Researchers examined data collected from nearly 729,000 people aged 12 years and older between 2005 and 2017, including any use of cannabis in the previous months and any depression experienced in the previous year.
In the final year of the study, about 19% of people with depression reported using at least some cannabis, compared to 8.7% of those with no recent history of depression. In 2005, about 10.2% of people with depression and 5.7% of people without depression used the drug.
The proportion of depressed people who perceived cannabis use as a risk behavior also dropped from 41% to 17% over the study period, compared to a drop from 52% to 33% among non-depressed people, according to the Addiction magazine report.
“This perception of risk decreases more rapidly in people with depression,” said Renee Goodwin of Columbia University in New York City, the study’s lead author.
“People with depression who perceive little or no risk associated with use have a much higher prevalence of cannabis use, compared to those who perceive higher associated risks,” Goodwin said in an email.
Current cannabis use is highest among people aged 18 to 25 years suffering from depression, at almost 30%, according to the study.
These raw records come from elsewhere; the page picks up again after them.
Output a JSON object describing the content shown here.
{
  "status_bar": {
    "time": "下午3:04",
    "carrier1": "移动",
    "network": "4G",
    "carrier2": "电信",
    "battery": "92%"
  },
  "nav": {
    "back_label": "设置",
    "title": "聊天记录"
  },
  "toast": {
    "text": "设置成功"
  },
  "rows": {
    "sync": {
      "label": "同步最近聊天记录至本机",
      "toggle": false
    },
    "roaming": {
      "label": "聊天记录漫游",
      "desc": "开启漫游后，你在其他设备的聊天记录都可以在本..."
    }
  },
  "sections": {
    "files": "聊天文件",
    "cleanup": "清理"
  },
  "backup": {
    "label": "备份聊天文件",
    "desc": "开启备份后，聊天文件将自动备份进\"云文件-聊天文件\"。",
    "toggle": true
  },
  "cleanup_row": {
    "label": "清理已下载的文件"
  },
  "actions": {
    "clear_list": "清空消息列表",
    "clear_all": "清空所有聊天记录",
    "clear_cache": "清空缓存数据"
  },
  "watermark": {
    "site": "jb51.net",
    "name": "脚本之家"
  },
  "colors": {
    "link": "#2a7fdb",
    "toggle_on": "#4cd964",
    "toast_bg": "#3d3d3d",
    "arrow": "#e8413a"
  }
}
Use was also common among depressed males, blacks and unmarried people, at about 23 percent for each group.
In fact , the study was not designed to determine whether or how depression might influence the frequency of cannabis use, or how people think about the risk of regular cannabis use.
One limitation of the study is that the researchers relied on study participants to honestly report any symptoms of cannabis use or depression; they did not have laboratory tests for drug use or medical records to confirm a mental health diagnosis.
The researchers were also unable to determine whether the legalization of cannabis may have had an impact on the proportion of people who use the drug or on participants’ perceptions of its safety, the study team notes.
“Some people think that drug use is a form of self-medication for depression, or an attempt to self-medicate the symptoms of depression,” said Goodwin.
During the study period, most U.S. states legalized either medicinal or recreational use of cannabis or both, and it is also possible that this may have contributed to a reduction in risk perception, Goodwin added.
“There is anecdotal evidence that some people perceive cannabis as less risky than psychiatric drugs, and with legalization, (cannabis) may be cheaper and more available and associated with less stigma,” Goodwin said.
However, people need to understand that cannabis may actually be riskier for people suffering from depression.
So there is no evidence to suggest that cannabis use relieves the symptoms of depression, except temporarily, and there is evidence to suggest that cannabis use can worsen or prolong depression,” Goodwin said. “Historically, patients in treatment or recovery from depression have been advised to avoid cannabis use.”